South Coast to the the Pilbara and the Kimberley.

Point of Reference

By The Tin Shed Art Group

The Tin Shed Art Group (TSAG) is a self-supporting collective. Each year members of TSAG work towards a project—using their unique viewpoints, styles and mediums to interpret different themes. This year’s theme is ‘Point of Reference’. The TSAG is one of Canberra’s longest-running artist collectives and currently includes nine dedicated Canberra artists: Noelle Bell, Julie Delves, Margaret Gordon, Eva van Gorsel, Manuel Pfeiffer, Alan Pomeroy, Peggy Spratt, Jenny Adams and Delene White.

The Yindyamarra Project

By Josh Evans

For 6 years, Josh Evans – a Proud Gilun-Gilun Wiradguri man from Wantabadgery – has been carving Traditional Aboriginal Artefacts. Using Mulga (Acacia Aneura), Gidgee (Acacia Cambagei) and Boree (Acacia Pendula) timbers from Wiradjuri and Paakantyi County, Josh has been able to collect timbers and other materials from Ngunnawal, Wiradjuri and Paarkntyi County. Josh finds inspiration when he is walking Country, collecting resources and spending time with his grandmother, other family and Elders. Josh has spent time with some of the most prominent senior craftsmen in tribes around NSW to develop his carving skill. This exhibition is an excellent reflection of Josh’s craft.

White City Black Shadows

By Ruth Hingston & Tim Brook

In ‘White City, Black Shadows’ Tim and Ruth celebrate the strong and underacknowledged connections between Canberra and the Balkans; and show us uncomplicated glimpses of everyday life in Belgrade. Ruth’s accomplished and delicate embroidered works, with their emphasis on ‘bling’ and black, reflect distinctive features of the visual aesthetics of the region. They reflect her observations of the fabrics, the interior decoration, the buildings and the street art in central Belgrade.
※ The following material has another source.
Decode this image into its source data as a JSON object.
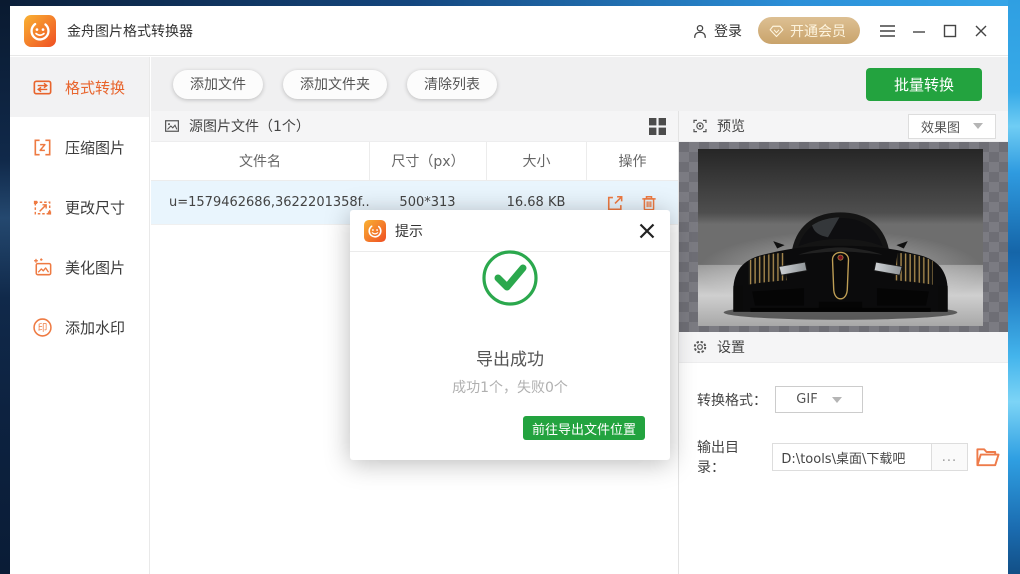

For Tim Brook everything revolves around a particular park bench. Each video is a temporal collage of still images. No image is extraordinary in itself, but together they demonstrate an extraordinary diversity of little incidents among ordinary people.

MyGinninderry Photography Exhibition

This exhibition arose from the successful MyGinninderry Photography Competition held during the September-October 2021 COVID-19 Lockdown in the ACT.

The competition produced many beautiful photographs from the community and it was decided to bring some of the top entries to the public through this exhibition.

The photos reveal a love for the landscape and community of Ginninderry. Through residents’ eyes, we see what is valued in the places they live, work and play; most notably, an appreciation for the natural landscape around Ginninderry and the stunning sunsets over the Brindabella Mountain Ranges.

Many of the artworks are for sale. However, with the support of Ginninderry, the photographers have asked that any proceeds from sales go directly to charity.

Precious Pests

‘Precious Pests’ was an exhibition featuring a group of artists brought together by Ceilidh Dalton.

Pest species in Australia have a huge impact on biodiversity and environmental degradation but they can also be highly valued as pets, in gardens or for food.

Precious Pests celebrates the value of certain pest species while acknowledging the damage they can cause. Artists have chosen pest species that they personally consider precious and examine the role they play in the ecosystem both good and bad, including the interaction between the precious pests and the species they threatened.

It aims to educate the public and in particular pest owners on the effect they have on biodiversity and threatened species and ways to minimise the impact.

Canberra Low Carbon Housing Challenge

Experience the best from the Canberra Low Carbon Housing Challenge (CLCHC).

The CLCHC’s mission is to help reduce housing carbon emissions by researching and sharing low carbon design features found in architect-designed houses. From net-zero ‘ex-govies’ to affordable low carbon townhouses (like Ginninderry’s Flexi-living Series) and everything in-between!

There are plenty of practical, attainable and beautiful ideas for your home and several net-zero myths busted along the way!

Latest News